Leader of the temple pack.
Esteemed as the first Zen training monastery of its kind back in 1253, Kencho-ji Temple’s still reigns supreme, taking the number one spot in Kamakura’s five highest-ranked Zen temples.
This Chinese ranking, known as the Five-Mountain System (or “Gozan”), was introduced towards the end of the Kamakura Period and, in turn, Gozan temples flourished as artistic and literary centers for the nobility and samurai class.
While the founder was a powerful Kamakura shogunate, the first head priest at Kencho-ji Temple was Rankei Doryu, a Zen holy leader hailing from China, who instituted strict teachings upon his young novices.
After passing through the temple’s outer gate (“So-mon”), Kencho-ji’s towering entranceway, with its intricately carved wooden columns and sweeping curved roof, will stop you in your tracks. It’s known as the Enlightenment Gate.
The curvature of a temple’s roof is supposed to repel demons and spirits, but in fact, serves a more practical purpose: to repel rain and snow.
The Buddha Hall, while possessing a serene atmosphere, also has an interesting backstory, once serving as an execution ground dubbed “Hell Valley”. A large, weathered and wooden Jizo Bodhisattva statue stands in the hall’s center. Believed to redeem lost souls who have fallen into the realms of hell, this peacefully seated Jizo statue is said to guide these wandering spirits back to the gates of paradise.

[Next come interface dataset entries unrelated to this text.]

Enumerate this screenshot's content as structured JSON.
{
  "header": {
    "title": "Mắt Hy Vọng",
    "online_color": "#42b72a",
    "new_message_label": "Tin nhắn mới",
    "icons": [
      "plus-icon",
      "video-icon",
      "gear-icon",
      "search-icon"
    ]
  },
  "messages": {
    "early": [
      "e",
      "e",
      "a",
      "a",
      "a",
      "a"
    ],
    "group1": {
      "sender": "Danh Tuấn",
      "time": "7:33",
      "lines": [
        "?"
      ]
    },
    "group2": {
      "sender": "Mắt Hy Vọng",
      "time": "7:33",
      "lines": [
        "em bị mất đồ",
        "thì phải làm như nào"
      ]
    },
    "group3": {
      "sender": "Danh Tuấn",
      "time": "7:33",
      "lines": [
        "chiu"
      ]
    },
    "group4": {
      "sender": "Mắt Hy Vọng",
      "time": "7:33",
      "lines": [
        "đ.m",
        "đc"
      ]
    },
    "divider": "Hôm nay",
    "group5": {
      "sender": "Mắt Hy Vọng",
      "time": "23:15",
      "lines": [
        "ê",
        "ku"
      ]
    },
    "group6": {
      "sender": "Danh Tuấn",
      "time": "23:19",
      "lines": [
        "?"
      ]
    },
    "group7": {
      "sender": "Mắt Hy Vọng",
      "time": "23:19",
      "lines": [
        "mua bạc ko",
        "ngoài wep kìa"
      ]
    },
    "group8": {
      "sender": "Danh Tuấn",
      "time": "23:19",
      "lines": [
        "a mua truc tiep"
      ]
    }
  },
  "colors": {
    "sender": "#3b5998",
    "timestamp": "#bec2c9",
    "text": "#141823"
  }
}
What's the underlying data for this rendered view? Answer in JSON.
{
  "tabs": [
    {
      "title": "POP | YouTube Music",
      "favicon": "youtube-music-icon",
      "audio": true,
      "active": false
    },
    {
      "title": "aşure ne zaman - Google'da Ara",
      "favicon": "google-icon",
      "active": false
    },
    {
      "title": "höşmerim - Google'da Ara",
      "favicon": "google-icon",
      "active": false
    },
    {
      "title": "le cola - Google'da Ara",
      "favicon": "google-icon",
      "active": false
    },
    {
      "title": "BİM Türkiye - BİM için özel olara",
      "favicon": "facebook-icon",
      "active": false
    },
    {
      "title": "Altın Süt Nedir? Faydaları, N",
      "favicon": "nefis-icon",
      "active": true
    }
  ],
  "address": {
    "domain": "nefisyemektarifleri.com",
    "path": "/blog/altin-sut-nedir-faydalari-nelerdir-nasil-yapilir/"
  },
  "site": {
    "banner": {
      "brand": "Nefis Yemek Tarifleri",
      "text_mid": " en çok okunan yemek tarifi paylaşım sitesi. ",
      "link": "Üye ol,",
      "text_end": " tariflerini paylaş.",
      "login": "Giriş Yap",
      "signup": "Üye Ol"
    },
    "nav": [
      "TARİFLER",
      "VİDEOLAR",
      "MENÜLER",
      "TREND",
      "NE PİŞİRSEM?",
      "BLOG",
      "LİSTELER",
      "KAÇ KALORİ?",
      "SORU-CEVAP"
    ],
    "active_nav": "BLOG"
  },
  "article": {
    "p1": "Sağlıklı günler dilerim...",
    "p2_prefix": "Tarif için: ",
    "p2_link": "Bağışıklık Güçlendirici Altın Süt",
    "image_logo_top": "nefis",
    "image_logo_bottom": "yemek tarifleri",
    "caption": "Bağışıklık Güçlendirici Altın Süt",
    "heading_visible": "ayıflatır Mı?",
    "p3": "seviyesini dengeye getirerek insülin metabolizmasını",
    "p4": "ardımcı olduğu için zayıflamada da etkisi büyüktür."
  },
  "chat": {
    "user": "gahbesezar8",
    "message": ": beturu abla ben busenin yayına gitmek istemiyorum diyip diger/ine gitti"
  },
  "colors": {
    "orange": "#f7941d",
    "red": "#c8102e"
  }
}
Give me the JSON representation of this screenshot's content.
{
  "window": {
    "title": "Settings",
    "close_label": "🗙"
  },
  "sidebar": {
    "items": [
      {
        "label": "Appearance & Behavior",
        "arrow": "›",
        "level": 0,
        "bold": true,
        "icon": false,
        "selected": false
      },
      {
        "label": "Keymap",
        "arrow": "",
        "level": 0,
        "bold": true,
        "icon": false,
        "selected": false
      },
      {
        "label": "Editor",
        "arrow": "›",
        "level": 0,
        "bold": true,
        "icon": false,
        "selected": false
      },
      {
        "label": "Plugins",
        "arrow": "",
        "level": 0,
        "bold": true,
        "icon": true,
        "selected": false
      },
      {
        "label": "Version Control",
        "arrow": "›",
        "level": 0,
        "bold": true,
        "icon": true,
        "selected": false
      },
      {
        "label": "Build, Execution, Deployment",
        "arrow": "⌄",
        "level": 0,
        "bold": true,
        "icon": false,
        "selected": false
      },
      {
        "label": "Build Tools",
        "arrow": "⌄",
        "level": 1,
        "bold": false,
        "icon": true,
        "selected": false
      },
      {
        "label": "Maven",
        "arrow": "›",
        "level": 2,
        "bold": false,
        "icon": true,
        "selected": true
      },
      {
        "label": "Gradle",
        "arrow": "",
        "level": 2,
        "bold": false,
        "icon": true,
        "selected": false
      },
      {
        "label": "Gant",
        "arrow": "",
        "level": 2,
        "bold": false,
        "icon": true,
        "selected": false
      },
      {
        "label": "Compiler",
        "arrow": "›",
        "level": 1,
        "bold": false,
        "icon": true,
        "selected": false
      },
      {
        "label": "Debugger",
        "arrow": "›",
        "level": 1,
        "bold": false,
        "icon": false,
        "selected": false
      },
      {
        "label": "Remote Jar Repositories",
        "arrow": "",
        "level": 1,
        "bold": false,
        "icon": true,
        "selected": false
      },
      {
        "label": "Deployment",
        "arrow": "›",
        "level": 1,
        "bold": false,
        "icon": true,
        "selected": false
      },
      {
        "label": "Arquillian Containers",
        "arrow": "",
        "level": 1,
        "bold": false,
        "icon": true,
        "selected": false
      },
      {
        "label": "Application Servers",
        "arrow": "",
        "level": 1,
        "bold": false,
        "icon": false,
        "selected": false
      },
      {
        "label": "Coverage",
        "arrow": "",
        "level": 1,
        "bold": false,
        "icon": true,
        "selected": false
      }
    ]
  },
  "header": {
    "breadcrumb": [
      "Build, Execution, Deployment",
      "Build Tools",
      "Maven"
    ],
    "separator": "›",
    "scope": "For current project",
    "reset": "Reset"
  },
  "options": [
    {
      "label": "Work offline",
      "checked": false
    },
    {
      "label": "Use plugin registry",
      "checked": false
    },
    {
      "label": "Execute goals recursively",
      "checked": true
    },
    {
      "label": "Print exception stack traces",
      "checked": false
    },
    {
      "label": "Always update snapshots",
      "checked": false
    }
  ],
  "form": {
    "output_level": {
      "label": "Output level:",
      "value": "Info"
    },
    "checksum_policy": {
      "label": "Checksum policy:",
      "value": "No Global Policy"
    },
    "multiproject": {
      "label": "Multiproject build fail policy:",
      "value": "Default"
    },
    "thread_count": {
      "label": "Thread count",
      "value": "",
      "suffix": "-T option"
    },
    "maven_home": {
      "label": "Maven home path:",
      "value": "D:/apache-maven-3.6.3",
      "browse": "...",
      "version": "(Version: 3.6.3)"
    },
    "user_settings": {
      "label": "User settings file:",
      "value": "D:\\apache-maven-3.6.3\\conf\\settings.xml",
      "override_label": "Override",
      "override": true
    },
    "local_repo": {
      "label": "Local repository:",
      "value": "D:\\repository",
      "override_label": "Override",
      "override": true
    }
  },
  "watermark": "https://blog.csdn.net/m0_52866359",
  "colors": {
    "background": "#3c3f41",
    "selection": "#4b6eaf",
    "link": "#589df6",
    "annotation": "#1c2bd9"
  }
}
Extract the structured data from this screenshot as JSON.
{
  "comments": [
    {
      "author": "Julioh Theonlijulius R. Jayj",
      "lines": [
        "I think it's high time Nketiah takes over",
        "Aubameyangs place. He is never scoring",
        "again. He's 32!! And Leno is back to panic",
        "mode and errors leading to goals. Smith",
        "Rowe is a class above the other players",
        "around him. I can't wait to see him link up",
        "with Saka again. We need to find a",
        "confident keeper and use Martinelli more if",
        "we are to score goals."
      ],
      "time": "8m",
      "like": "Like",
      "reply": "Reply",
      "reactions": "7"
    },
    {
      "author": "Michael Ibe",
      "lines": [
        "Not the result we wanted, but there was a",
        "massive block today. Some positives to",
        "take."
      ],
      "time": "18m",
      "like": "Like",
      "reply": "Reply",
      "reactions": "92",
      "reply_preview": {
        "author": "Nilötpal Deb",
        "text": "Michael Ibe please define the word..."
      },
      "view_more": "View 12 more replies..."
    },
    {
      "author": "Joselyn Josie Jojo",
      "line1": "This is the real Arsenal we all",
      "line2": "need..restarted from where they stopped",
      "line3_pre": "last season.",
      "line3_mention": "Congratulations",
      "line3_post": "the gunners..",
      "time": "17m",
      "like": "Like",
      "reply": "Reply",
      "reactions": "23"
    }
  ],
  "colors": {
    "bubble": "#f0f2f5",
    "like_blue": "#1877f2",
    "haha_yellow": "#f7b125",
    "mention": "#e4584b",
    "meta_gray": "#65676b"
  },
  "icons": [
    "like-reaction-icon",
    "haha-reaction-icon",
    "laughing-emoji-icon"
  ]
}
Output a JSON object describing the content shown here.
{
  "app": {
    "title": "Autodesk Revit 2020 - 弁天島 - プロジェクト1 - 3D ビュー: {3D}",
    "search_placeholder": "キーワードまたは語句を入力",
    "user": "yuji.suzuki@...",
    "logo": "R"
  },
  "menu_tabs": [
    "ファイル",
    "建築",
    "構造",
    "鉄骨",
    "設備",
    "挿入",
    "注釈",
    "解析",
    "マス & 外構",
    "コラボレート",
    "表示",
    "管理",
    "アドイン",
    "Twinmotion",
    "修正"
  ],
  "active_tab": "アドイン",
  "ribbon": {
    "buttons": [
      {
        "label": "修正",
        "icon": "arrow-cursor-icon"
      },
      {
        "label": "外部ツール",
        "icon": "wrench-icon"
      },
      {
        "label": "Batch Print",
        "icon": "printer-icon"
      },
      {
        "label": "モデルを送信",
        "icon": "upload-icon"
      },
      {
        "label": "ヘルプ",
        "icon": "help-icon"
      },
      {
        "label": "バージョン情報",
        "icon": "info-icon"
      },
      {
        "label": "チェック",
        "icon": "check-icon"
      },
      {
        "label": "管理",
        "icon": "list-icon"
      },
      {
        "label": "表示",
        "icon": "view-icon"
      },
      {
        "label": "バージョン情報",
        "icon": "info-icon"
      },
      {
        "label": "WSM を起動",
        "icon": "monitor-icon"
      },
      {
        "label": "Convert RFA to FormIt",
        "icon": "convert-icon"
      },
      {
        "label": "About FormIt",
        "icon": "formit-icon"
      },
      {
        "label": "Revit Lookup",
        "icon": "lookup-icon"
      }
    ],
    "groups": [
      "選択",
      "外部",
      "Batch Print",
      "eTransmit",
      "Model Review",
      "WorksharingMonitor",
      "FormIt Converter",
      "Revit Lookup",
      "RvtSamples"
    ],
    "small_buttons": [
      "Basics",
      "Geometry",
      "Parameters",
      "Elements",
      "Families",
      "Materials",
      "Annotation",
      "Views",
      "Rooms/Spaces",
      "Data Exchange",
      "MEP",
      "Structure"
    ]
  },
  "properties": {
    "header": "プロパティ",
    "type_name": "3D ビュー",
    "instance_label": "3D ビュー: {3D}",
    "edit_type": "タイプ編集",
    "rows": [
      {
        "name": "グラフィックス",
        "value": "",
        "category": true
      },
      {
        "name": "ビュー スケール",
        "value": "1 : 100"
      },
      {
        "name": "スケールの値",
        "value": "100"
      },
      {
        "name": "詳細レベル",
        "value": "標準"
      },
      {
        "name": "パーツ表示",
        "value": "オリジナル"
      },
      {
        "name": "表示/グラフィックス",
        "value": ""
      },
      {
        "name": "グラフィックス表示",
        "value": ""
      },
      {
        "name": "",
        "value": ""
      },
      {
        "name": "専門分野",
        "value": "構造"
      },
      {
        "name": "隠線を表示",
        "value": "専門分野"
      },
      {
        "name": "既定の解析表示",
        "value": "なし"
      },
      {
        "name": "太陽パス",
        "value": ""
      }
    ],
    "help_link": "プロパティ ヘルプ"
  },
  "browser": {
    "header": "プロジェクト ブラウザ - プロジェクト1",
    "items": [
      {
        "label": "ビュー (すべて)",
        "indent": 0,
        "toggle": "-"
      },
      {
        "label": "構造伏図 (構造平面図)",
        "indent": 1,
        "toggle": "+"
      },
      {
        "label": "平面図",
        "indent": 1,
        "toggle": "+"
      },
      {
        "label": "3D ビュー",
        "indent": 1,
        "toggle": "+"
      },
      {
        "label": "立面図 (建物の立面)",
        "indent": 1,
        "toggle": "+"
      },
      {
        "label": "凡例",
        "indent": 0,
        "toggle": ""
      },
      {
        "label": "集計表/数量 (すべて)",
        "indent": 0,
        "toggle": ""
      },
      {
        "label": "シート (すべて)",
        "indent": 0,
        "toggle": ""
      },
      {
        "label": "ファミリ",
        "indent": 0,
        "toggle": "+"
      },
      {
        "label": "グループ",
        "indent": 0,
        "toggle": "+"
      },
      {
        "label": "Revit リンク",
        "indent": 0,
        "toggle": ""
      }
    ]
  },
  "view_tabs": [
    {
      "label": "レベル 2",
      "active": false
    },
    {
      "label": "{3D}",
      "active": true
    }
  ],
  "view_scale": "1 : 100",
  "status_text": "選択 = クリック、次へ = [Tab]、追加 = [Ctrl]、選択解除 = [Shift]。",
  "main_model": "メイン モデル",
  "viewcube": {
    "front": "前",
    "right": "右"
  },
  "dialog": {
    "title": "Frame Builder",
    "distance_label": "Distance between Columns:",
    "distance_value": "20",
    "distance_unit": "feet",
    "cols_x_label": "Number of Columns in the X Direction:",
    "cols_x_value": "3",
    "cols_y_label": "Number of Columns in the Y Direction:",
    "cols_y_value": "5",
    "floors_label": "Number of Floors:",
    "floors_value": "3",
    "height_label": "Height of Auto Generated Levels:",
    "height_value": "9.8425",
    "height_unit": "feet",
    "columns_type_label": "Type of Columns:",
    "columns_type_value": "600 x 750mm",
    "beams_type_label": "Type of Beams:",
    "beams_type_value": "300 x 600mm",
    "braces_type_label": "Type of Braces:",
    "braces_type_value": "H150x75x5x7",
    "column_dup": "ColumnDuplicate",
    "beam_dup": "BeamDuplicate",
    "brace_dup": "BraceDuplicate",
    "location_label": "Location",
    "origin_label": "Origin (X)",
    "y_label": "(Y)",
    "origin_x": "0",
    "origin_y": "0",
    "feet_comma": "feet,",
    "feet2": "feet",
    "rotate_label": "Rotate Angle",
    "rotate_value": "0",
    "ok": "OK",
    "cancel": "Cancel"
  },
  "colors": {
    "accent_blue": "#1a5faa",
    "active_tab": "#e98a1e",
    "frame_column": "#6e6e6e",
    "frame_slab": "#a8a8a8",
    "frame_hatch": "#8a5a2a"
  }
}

Other highlights include the Zen Hojo Garden whose pond delineates the kanji character for heart (“kokoro”), as well as a grove of ancient 750-year-old juniper trees.